## Work required
For the records below, the count of lines that hold "boku" is required; give only that number.

------------------------------------

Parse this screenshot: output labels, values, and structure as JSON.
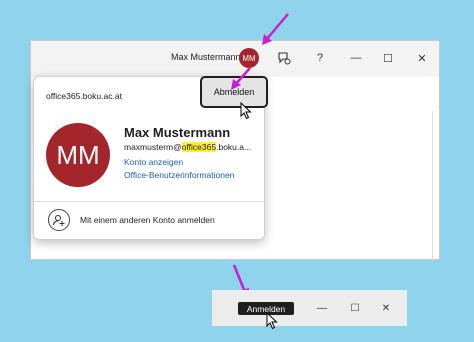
{
  "titlebar": {
    "user_name": "Max Mustermann",
    "avatar_initials": "MM",
    "help_label": "?",
    "minimize_glyph": "—",
    "maximize_glyph": "☐",
    "close_glyph": "✕"
  },
  "account_card": {
    "domain": "office365.boku.ac.at",
    "signout_label": "Abmelden",
    "avatar_initials": "MM",
    "full_name": "Max Mustermann",
    "email_prefix": "maxmusterm@",
    "email_highlight": "office365",
    "email_suffix": ".boku.a...",
    "link_view_account": "Konto anzeigen",
    "link_office_info": "Office-Benutzerinformationen",
    "add_account_label": "Mit einem anderen Konto anmelden"
  },
  "bottom_bar": {
    "signout_label": "Anmelden",
    "minimize_glyph": "—",
    "maximize_glyph": "☐",
    "close_glyph": "✕"
  },
  "colors": {
    "background": "#8fd3ec",
    "avatar": "#a4262c",
    "highlight": "#ffee33",
    "link": "#1a5fb4",
    "annotation_arrow": "#c81fd0"
  }
}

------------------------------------

## Exercise result
2